Records from a dataset

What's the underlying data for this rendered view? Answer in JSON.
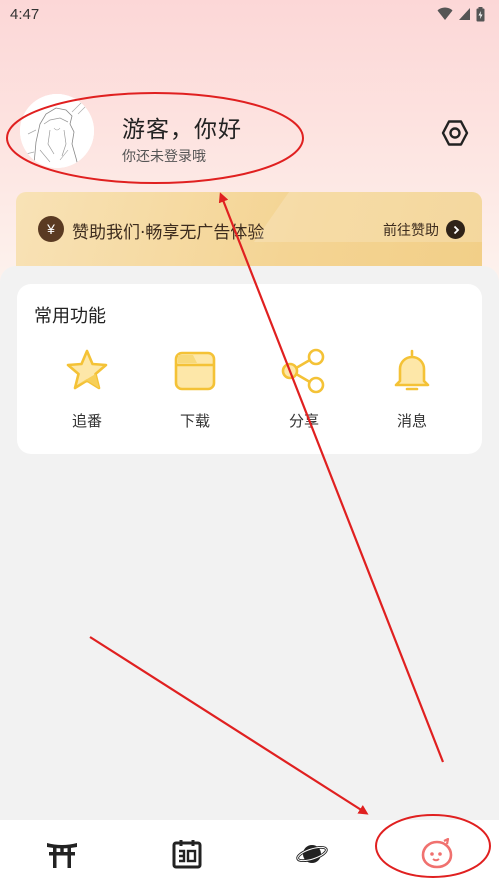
{
  "status_bar": {
    "time": "4:47",
    "icons": [
      "wifi-icon",
      "signal-icon",
      "battery-icon"
    ]
  },
  "profile": {
    "name": "游客，你好",
    "subtitle": "你还未登录哦",
    "avatar_icon": "sketch-avatar",
    "settings_icon": "hexagon-settings-icon"
  },
  "sponsor_banner": {
    "badge": "¥",
    "text": "赞助我们·畅享无广告体验",
    "link": "前往赞助",
    "arrow_icon": "chevron-right-icon"
  },
  "features": {
    "title": "常用功能",
    "items": [
      {
        "label": "追番",
        "icon": "star-icon"
      },
      {
        "label": "下载",
        "icon": "folder-icon"
      },
      {
        "label": "分享",
        "icon": "share-icon"
      },
      {
        "label": "消息",
        "icon": "bell-icon"
      }
    ]
  },
  "bottom_nav": {
    "items": [
      {
        "icon": "torii-gate-icon"
      },
      {
        "icon": "calendar-icon"
      },
      {
        "icon": "planet-icon"
      },
      {
        "icon": "mascot-face-icon",
        "active": true
      }
    ]
  },
  "annotation_color": "#e02020",
  "colors": {
    "accent": "#f7c84a",
    "active_tab": "#f0716f",
    "sponsor_gold": "#f4d493"
  }
}
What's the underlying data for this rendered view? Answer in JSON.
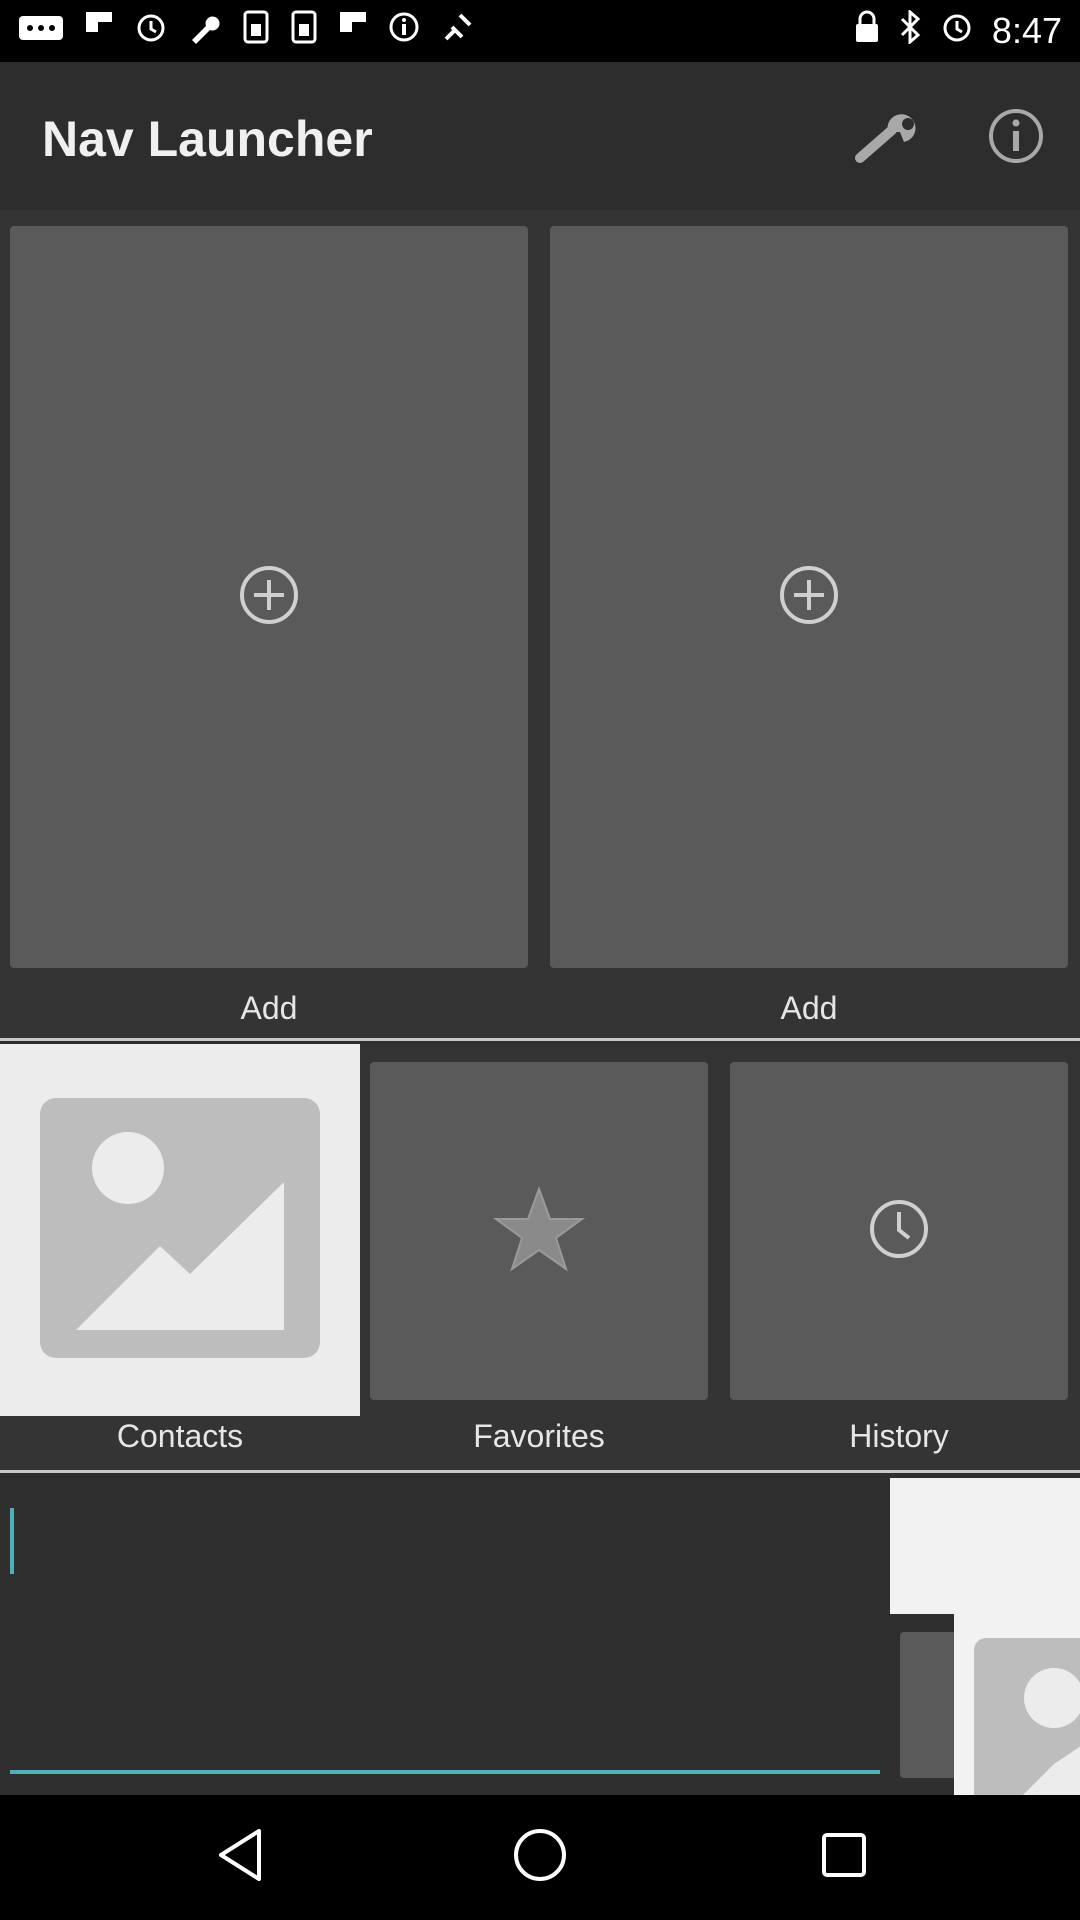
{
  "status_bar": {
    "time": "8:47",
    "left_icons": [
      "more-icon",
      "flipboard-icon",
      "alarm-icon",
      "wrench-icon",
      "sim-icon",
      "sim-icon",
      "flipboard-icon",
      "info-icon",
      "fake-gps-icon"
    ],
    "right_icons": [
      "lock-icon",
      "bluetooth-icon",
      "alarm-icon"
    ]
  },
  "app_bar": {
    "title": "Nav Launcher",
    "settings_icon": "wrench-icon",
    "info_icon": "info-icon"
  },
  "favorites_row": [
    {
      "label": "Add",
      "icon": "plus-circle-icon"
    },
    {
      "label": "Add",
      "icon": "plus-circle-icon"
    }
  ],
  "shortcuts": [
    {
      "label": "Contacts",
      "icon": "image-placeholder-icon"
    },
    {
      "label": "Favorites",
      "icon": "star-icon"
    },
    {
      "label": "History",
      "icon": "clock-icon"
    }
  ],
  "search": {
    "value": "",
    "accent_color": "#4fb0b8"
  },
  "nav_bar": {
    "buttons": [
      "back-icon",
      "home-icon",
      "recents-icon"
    ]
  }
}
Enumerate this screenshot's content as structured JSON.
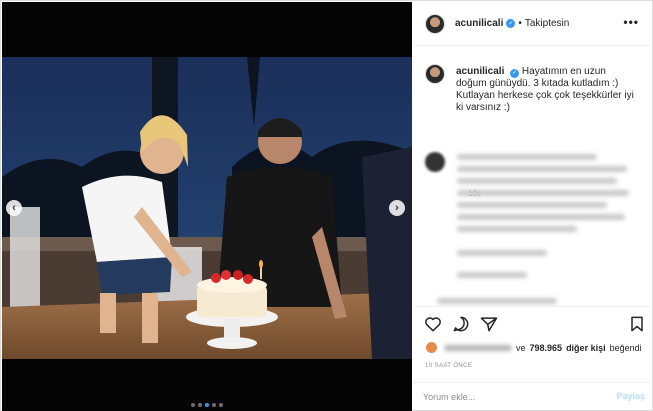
{
  "header": {
    "username": "acunilicali",
    "separator": "•",
    "follow_status": "Takiptesin",
    "more_icon": "ellipsis-icon"
  },
  "caption": {
    "username": "acunilicali",
    "text": "Hayatımın en uzun doğum günüydü. 3 kıtada kutladım :) Kutlayan herkese çok çok teşekkürler iyi ki varsınız :)",
    "time": "10s"
  },
  "carousel": {
    "prev_icon": "chevron-left-icon",
    "next_icon": "chevron-right-icon",
    "prev_glyph": "‹",
    "next_glyph": "›",
    "total_slides": 5,
    "active_slide": 3
  },
  "actions": {
    "like_icon": "heart-icon",
    "comment_icon": "comment-icon",
    "share_icon": "share-icon",
    "save_icon": "bookmark-icon"
  },
  "likes": {
    "connector": "ve",
    "count": "798.965",
    "suffix": "diğer kişi",
    "verb": "beğendi"
  },
  "post_time": "10 SAAT ÖNCE",
  "comment": {
    "placeholder": "Yorum ekle...",
    "post_label": "Paylaş"
  },
  "colors": {
    "verified": "#3897f0",
    "active_dot": "#2f9ee8",
    "post_button": "#b2dffc"
  }
}
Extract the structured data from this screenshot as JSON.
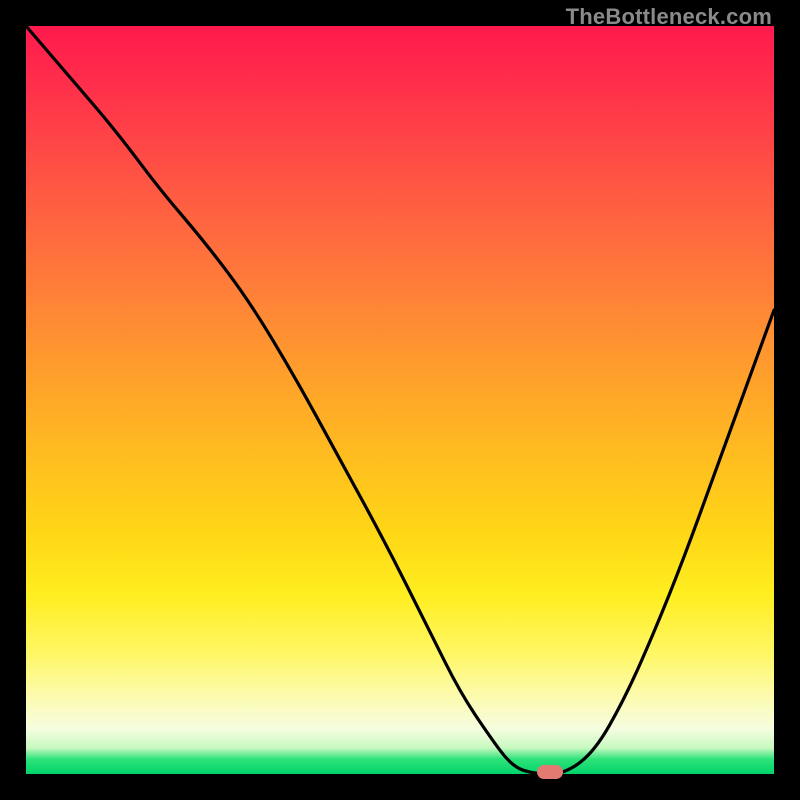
{
  "watermark": "TheBottleneck.com",
  "colors": {
    "frame": "#000000",
    "curve": "#000000",
    "marker": "#e37a72"
  },
  "chart_data": {
    "type": "line",
    "title": "",
    "xlabel": "",
    "ylabel": "",
    "xlim": [
      0,
      100
    ],
    "ylim": [
      0,
      100
    ],
    "x": [
      0,
      6,
      12,
      18,
      24,
      30,
      36,
      42,
      48,
      54,
      58,
      62,
      65,
      68,
      72,
      76,
      80,
      84,
      88,
      92,
      96,
      100
    ],
    "values": [
      100,
      93,
      86,
      78,
      71,
      63,
      53,
      42,
      31,
      19,
      11,
      5,
      1,
      0,
      0,
      3,
      10,
      19,
      29,
      40,
      51,
      62
    ],
    "marker": {
      "x": 70,
      "y": 0
    },
    "grid": false,
    "legend": false
  }
}
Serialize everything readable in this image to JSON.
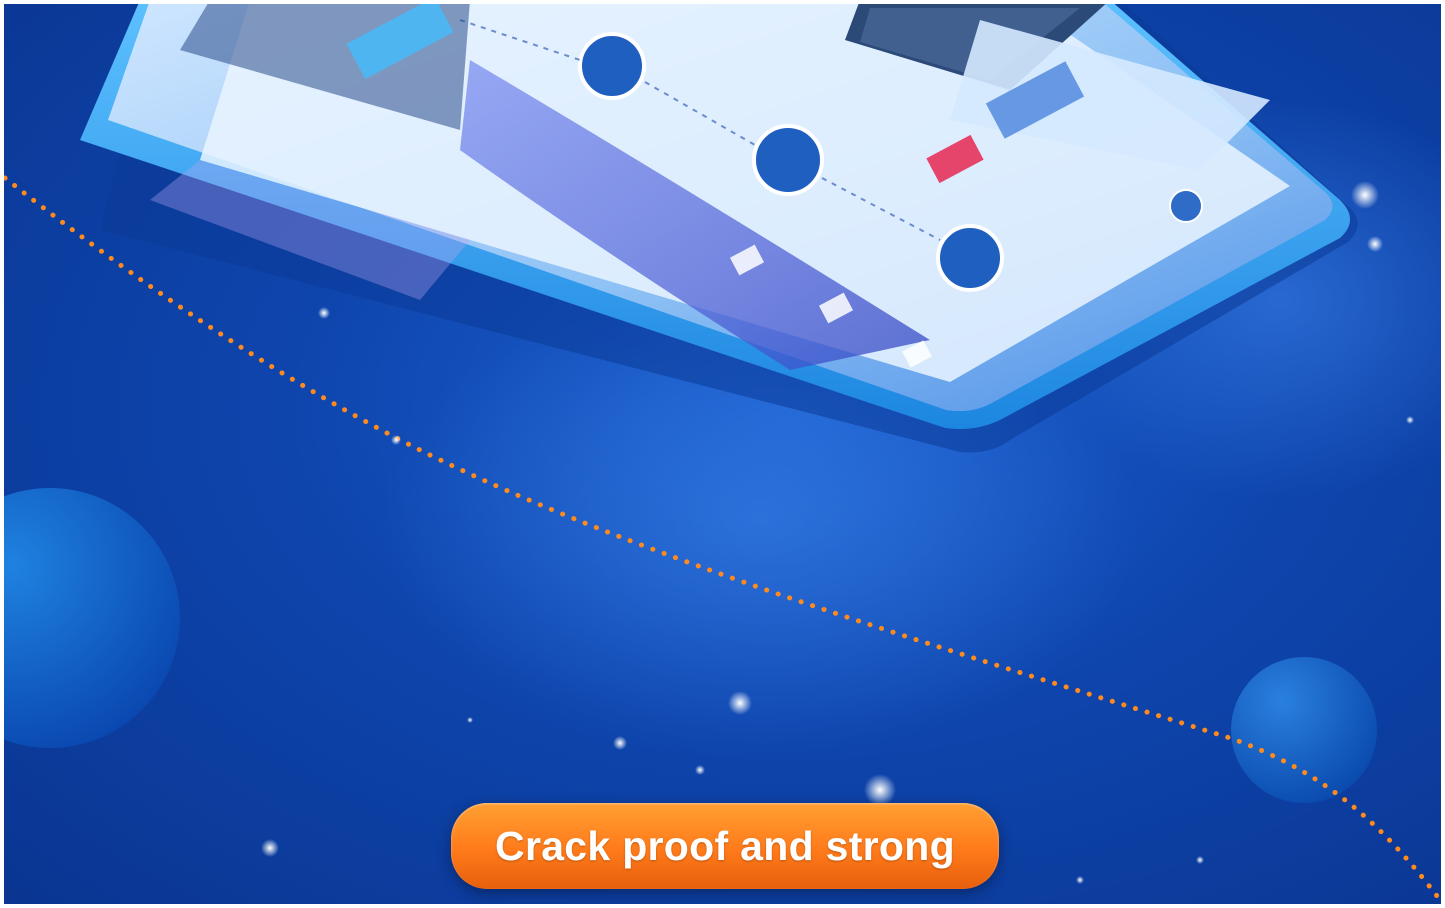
{
  "cta": {
    "label": "Crack proof and strong"
  },
  "colors": {
    "background": "#0e45ad",
    "button": "#ff7a1a",
    "dots": "#ff8a1e",
    "tablet_frame": "#3aa6f0"
  },
  "icons": [
    "tablet-device-icon",
    "planet-icon",
    "star-icon"
  ]
}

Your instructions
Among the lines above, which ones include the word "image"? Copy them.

Answer space
      "icon": "image-placeholder-icon"
Serialize everything readable in this image to JSON.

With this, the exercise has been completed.